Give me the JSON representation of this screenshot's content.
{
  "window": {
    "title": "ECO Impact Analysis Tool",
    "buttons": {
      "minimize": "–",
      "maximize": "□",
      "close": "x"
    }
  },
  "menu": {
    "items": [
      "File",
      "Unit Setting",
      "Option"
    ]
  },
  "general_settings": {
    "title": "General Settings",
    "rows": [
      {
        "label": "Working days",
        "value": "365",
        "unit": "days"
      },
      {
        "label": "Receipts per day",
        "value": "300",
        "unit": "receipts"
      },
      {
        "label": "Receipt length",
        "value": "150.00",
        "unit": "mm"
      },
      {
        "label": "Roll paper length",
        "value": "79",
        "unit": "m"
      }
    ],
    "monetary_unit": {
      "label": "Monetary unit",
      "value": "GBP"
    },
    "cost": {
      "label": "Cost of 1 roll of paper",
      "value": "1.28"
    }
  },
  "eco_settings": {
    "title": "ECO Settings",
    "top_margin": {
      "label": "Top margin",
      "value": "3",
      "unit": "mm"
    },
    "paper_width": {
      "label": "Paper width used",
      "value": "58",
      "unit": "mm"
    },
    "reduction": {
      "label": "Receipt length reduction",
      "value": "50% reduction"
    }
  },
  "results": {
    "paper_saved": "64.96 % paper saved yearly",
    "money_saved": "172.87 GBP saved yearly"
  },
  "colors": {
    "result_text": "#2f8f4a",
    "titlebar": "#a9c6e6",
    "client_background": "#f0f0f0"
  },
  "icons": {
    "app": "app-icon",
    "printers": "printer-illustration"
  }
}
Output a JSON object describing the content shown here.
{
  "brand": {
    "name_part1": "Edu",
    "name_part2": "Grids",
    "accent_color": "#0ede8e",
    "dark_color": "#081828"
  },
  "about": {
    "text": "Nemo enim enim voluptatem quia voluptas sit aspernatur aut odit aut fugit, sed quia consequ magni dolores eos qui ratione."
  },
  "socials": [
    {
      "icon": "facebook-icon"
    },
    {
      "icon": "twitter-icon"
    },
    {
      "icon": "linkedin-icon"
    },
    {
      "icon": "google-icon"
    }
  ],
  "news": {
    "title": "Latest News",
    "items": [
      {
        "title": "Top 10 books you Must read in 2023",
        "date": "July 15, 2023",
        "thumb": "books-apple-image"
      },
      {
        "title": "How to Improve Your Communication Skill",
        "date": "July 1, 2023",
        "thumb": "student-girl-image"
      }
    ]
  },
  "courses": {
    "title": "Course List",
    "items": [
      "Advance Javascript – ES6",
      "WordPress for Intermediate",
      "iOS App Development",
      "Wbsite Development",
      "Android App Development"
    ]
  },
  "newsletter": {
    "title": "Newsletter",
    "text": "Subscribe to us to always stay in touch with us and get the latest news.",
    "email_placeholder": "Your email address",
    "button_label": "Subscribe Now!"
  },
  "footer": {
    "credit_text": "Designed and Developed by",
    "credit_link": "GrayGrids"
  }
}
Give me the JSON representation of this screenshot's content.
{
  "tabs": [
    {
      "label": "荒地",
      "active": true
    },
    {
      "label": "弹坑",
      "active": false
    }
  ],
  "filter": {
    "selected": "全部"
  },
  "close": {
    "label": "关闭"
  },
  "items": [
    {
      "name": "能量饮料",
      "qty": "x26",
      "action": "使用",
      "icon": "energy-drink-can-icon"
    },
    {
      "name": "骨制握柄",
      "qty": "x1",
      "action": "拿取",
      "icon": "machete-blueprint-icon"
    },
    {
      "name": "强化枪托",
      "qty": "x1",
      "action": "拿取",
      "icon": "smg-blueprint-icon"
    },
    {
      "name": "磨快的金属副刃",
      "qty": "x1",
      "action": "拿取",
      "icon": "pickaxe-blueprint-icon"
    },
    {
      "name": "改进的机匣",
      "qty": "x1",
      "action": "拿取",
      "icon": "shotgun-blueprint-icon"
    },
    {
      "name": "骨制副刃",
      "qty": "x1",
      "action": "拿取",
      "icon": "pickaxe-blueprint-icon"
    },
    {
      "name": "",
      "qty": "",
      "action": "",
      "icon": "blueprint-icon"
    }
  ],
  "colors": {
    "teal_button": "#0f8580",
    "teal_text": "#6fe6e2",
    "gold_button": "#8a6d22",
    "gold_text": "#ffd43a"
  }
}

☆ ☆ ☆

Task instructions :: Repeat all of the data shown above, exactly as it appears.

Exercise response ::
Give me the JSON representation of this screenshot's content.
{
  "window": {
    "title": "ECO Impact Analysis Tool",
    "buttons": {
      "minimize": "–",
      "maximize": "□",
      "close": "x"
    }
  },
  "menu": {
    "items": [
      "File",
      "Unit Setting",
      "Option"
    ]
  },
  "general_settings": {
    "title": "General Settings",
    "rows": [
      {
        "label": "Working days",
        "value": "365",
        "unit": "days"
      },
      {
        "label": "Receipts per day",
        "value": "300",
        "unit": "receipts"
      },
      {
        "label": "Receipt length",
        "value": "150.00",
        "unit": "mm"
      },
      {
        "label": "Roll paper length",
        "value": "79",
        "unit": "m"
      }
    ],
    "monetary_unit": {
      "label": "Monetary unit",
      "value": "GBP"
    },
    "cost": {
      "label": "Cost of 1 roll of paper",
      "value": "1.28"
    }
  },
  "eco_settings": {
    "title": "ECO Settings",
    "top_margin": {
      "label": "Top margin",
      "value": "3",
      "unit": "mm"
    },
    "paper_width": {
      "label": "Paper width used",
      "value": "58",
      "unit": "mm"
    },
    "reduction": {
      "label": "Receipt length reduction",
      "value": "50% reduction"
    }
  },
  "results": {
    "paper_saved": "64.96 % paper saved yearly",
    "money_saved": "172.87 GBP saved yearly"
  },
  "colors": {
    "result_text": "#2f8f4a",
    "titlebar": "#a9c6e6",
    "client_background": "#f0f0f0"
  },
  "icons": {
    "app": "app-icon",
    "printers": "printer-illustration"
  }
}
Output a JSON object describing the content shown here.
{
  "brand": {
    "name_part1": "Edu",
    "name_part2": "Grids",
    "accent_color": "#0ede8e",
    "dark_color": "#081828"
  },
  "about": {
    "text": "Nemo enim enim voluptatem quia voluptas sit aspernatur aut odit aut fugit, sed quia consequ magni dolores eos qui ratione."
  },
  "socials": [
    {
      "icon": "facebook-icon"
    },
    {
      "icon": "twitter-icon"
    },
    {
      "icon": "linkedin-icon"
    },
    {
      "icon": "google-icon"
    }
  ],
  "news": {
    "title": "Latest News",
    "items": [
      {
        "title": "Top 10 books you Must read in 2023",
        "date": "July 15, 2023",
        "thumb": "books-apple-image"
      },
      {
        "title": "How to Improve Your Communication Skill",
        "date": "July 1, 2023",
        "thumb": "student-girl-image"
      }
    ]
  },
  "courses": {
    "title": "Course List",
    "items": [
      "Advance Javascript – ES6",
      "WordPress for Intermediate",
      "iOS App Development",
      "Wbsite Development",
      "Android App Development"
    ]
  },
  "newsletter": {
    "title": "Newsletter",
    "text": "Subscribe to us to always stay in touch with us and get the latest news.",
    "email_placeholder": "Your email address",
    "button_label": "Subscribe Now!"
  },
  "footer": {
    "credit_text": "Designed and Developed by",
    "credit_link": "GrayGrids"
  }
}
Give me the JSON representation of this screenshot's content.
{
  "tabs": [
    {
      "label": "荒地",
      "active": true
    },
    {
      "label": "弹坑",
      "active": false
    }
  ],
  "filter": {
    "selected": "全部"
  },
  "close": {
    "label": "关闭"
  },
  "items": [
    {
      "name": "能量饮料",
      "qty": "x26",
      "action": "使用",
      "icon": "energy-drink-can-icon"
    },
    {
      "name": "骨制握柄",
      "qty": "x1",
      "action": "拿取",
      "icon": "machete-blueprint-icon"
    },
    {
      "name": "强化枪托",
      "qty": "x1",
      "action": "拿取",
      "icon": "smg-blueprint-icon"
    },
    {
      "name": "磨快的金属副刃",
      "qty": "x1",
      "action": "拿取",
      "icon": "pickaxe-blueprint-icon"
    },
    {
      "name": "改进的机匣",
      "qty": "x1",
      "action": "拿取",
      "icon": "shotgun-blueprint-icon"
    },
    {
      "name": "骨制副刃",
      "qty": "x1",
      "action": "拿取",
      "icon": "pickaxe-blueprint-icon"
    },
    {
      "name": "",
      "qty": "",
      "action": "",
      "icon": "blueprint-icon"
    }
  ],
  "colors": {
    "teal_button": "#0f8580",
    "teal_text": "#6fe6e2",
    "gold_button": "#8a6d22",
    "gold_text": "#ffd43a"
  }
}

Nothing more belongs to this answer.